His intense delight in the Guarneri drove him towards his next purchase, the 1715 ‘Baron Knoop’ Stradivari, and again we meet the instrument in beautifully reproduced photographs. The detailed account of its history, and of Baron Knoop, is gleaned largely from the rich archive of W.E. Hill & Sons, much of it previously unpublished.

And on we go, in a lively tour of the rest of Fulton’s fabulous collection, sharing in the excitement of the chase and the landing of the prize, with the best of all possible guides. He has deliberately set out the instruments in order of acquisition, which adds greatly to the biographical element of the book, and immerses each instrument in the right place in his narrative, rather than being grouped together in a separate, isolated section. For me this is particularly effective in bringing the instruments and their rich and fascinating histories to life. There is a great tale on every other page, and genuine insight and fascinating, often new detail about the instruments in all the rest. I will not quickly forget his account of a séance in Cremona which summoned up the spirits of Stradivari and Sacconi, who seemed to be getting on well together in the afterlife. Another joy is Marianne Wurlitzer’s account of travelling down to London, with the ‘Harrison’ Pietro Guarneri of Venice cello in its case, wrapped in silk scarves in the back of her Austin-Healey.

It would be tedious to list all the great Strads and Guarneris (seven outstanding examples of each), as well as the only slightly less revered instruments in here, from Gasparo da Salò to G.B. Guadagnini, 28 in all. Obvious highlights are the 1709 ‘La Pucelle’ Stradivari, and the 1742 ‘Lord Wilton’ Guarneri ‘del Gesù’, which involves some of the most interesting analysis in the book. Only one non-Italian instrument features, which I am happy to say is an 1898 Voller Brothers copy of his own 1735 ‘D’Egville’ Guarneri, which also draws some very interesting reflections.

I hesitate over the name. The author is obviously very happy to be known as ‘Dave’, and it seems entirely in character with his style and his clear-eyed honesty about the benefits and the constraints of violin collecting. He states, justifiably and without any pretension, that his was if not the greatest collection in number, quite probably the greatest collection in pure quality (an excellent topic for late-night discussion over a bottle or two). And he laments that it is likely to remain so, now that the chief ‘collectors’ are banks and institutions, chasing the soundest investments that money can buy. The passion is disappearing. He is also fully aware of the role that collectors have always played in the preservation of great instruments.

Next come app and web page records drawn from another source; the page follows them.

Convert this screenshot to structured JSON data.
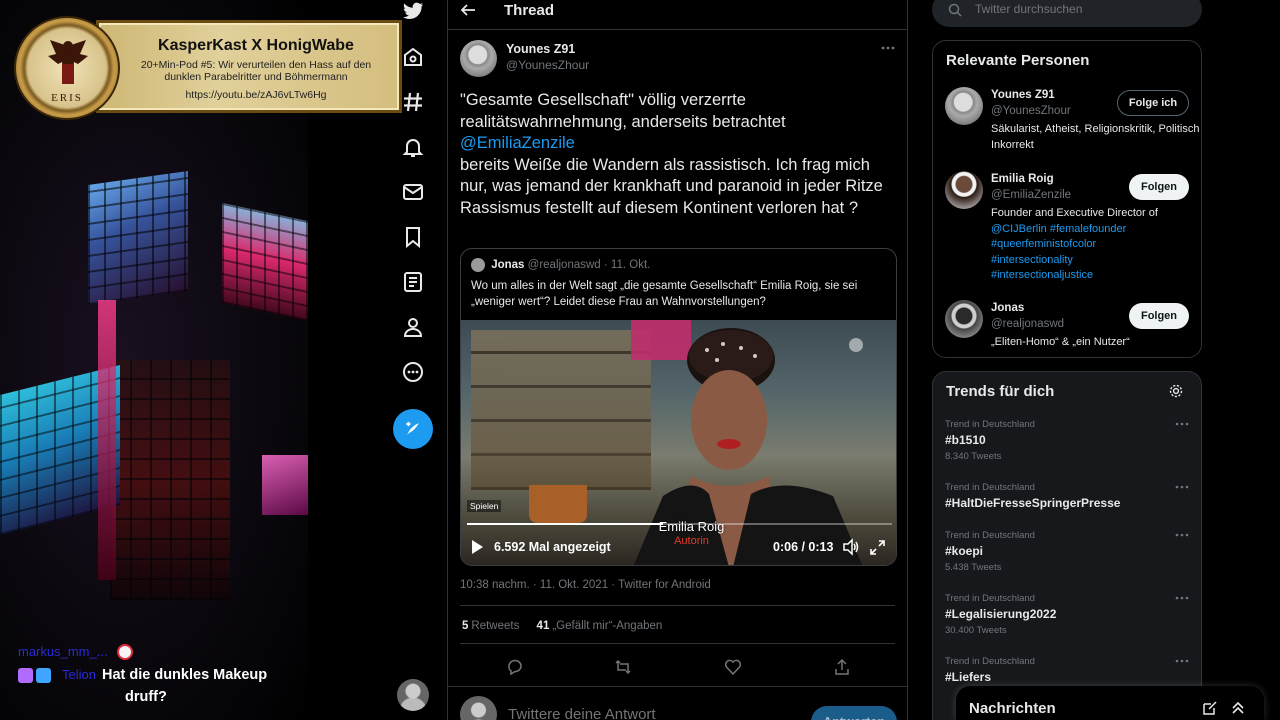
{
  "overlay": {
    "banner": {
      "logo_text": "ERIS",
      "title": "KasperKast X HonigWabe",
      "subtitle_line1": "20+Min-Pod #5: Wir verurteilen den Hass auf den",
      "subtitle_line2": "dunklen Parabelritter und Böhmermann",
      "url": "https://youtu.be/zAJ6vLTw6Hg"
    },
    "chat": {
      "line1_user": "markus_mm_...",
      "line2_user": "Telion",
      "line2_message_a": "Hat die dunkles Makeup",
      "line2_message_b": "druff?"
    }
  },
  "nav": {
    "icons": [
      "twitter-logo",
      "home",
      "explore-hashtag",
      "notifications-bell",
      "messages-envelope",
      "bookmarks",
      "lists",
      "profile",
      "more-circle",
      "compose-tweet",
      "account-avatar"
    ]
  },
  "thread": {
    "title": "Thread",
    "author_name": "Younes Z91",
    "author_handle": "@YounesZhour",
    "text_part1": "\"Gesamte Gesellschaft\" völlig verzerrte realitätswahrnehmung, anderseits betrachtet",
    "mention": "@EmiliaZenzile",
    "text_part2": "bereits Weiße die Wandern als rassistisch. Ich frag mich nur, was jemand der krankhaft und paranoid in jeder Ritze Rassismus festellt  auf diesem Kontinent verloren hat ?",
    "quote": {
      "name": "Jonas",
      "handle_date": "@realjonaswd · 11. Okt.",
      "text": "Wo um alles in der Welt sagt „die gesamte Gesellschaft“ Emilia Roig, sie sei „weniger wert“? Leidet diese Frau an Wahnvorstellungen?",
      "video": {
        "caption_name": "Emilia Roig",
        "caption_role": "Autorin",
        "play_label": "Spielen",
        "views": "6.592 Mal angezeigt",
        "time": "0:06 / 0:13",
        "progress": 0.46
      }
    },
    "meta": "10:38 nachm. · 11. Okt. 2021 · Twitter for Android",
    "retweets_count": "5",
    "retweets_label": "Retweets",
    "likes_count": "41",
    "likes_label": "„Gefällt mir“-Angaben",
    "reply_placeholder": "Twittere deine Antwort",
    "reply_button": "Antworten"
  },
  "sidebar": {
    "search_placeholder": "Twitter durchsuchen",
    "people_title": "Relevante Personen",
    "people": [
      {
        "name": "Younes Z91",
        "handle": "@YounesZhour",
        "button": "Folge ich",
        "bio": "Säkularist, Atheist, Religionskritik, Politisch Inkorrekt"
      },
      {
        "name": "Emilia Roig",
        "handle": "@EmiliaZenzile",
        "button": "Folgen",
        "bio": "Founder and Executive Director of",
        "links": [
          "@CIJBerlin #femalefounder",
          "#queerfeministofcolor",
          "#intersectionality",
          "#intersectionaljustice"
        ]
      },
      {
        "name": "Jonas",
        "handle": "@realjonaswd",
        "button": "Folgen",
        "bio": "„Eliten-Homo“ & „ein Nutzer“"
      }
    ],
    "trends_title": "Trends für dich",
    "trends": [
      {
        "context": "Trend in Deutschland",
        "name": "#b1510",
        "count": "8.340 Tweets"
      },
      {
        "context": "Trend in Deutschland",
        "name": "#HaltDieFresseSpringerPresse",
        "count": ""
      },
      {
        "context": "Trend in Deutschland",
        "name": "#koepi",
        "count": "5.438 Tweets"
      },
      {
        "context": "Trend in Deutschland",
        "name": "#Legalisierung2022",
        "count": "30.400 Tweets"
      },
      {
        "context": "Trend in Deutschland",
        "name": "#Liefers",
        "count": ""
      }
    ],
    "messages_title": "Nachrichten"
  },
  "colors": {
    "accent": "#1d9bf0",
    "background": "#000000",
    "border": "#2f3336",
    "muted_text": "#71767b"
  }
}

Many of the world’s greatest instruments are great because they have passed from collector to collector, largely protected from the wear and tear of the concert platform. Well-disposed collectors with a real passion for the instrument (unlike for example Joseph Gillott, a ‘by-the-yard’ buyer who left his fabulous but unplayed and uncatalogued collection strewn around the offices of his pen-nib factory in Birmingham like autumn leaves) will offer their instruments for players and other connoisseurs to enjoy. It is hard for a player to make the strong bond with an instrument that is likely to be returned to the investment bank that owns it. Dave (as I feel I can now comfortably call him myself) is fully aware of both his great good fortune and his equally great responsibility in curating such a wonderful treasure trove. In 2020 he decided to sell the bulk of his collection, a move he discusses with characteristic humour and practicality. But he has held on to the 1715 ‘Baron Knoop’ Strad, his favourite to play, his first serious violin, the 1698 Pietro of Mantua, and a 1793 Guadagnini viola, because as he says, you always need a viola (again, very good advice in my opinion), and last but not least, his Voller, ‘for use at sea’ - in his motor yacht.

My strong recommendation is that anyone with any feeling for a violin, a viola or a cello should buy this book, along with a few favourite bottles (the author enjoys a Puligny-Montrachet, appropriately ‘Les Pucelles’), and pass several indulgent evenings in the genial company of Dave, and some of the most gorgeous instruments in the world.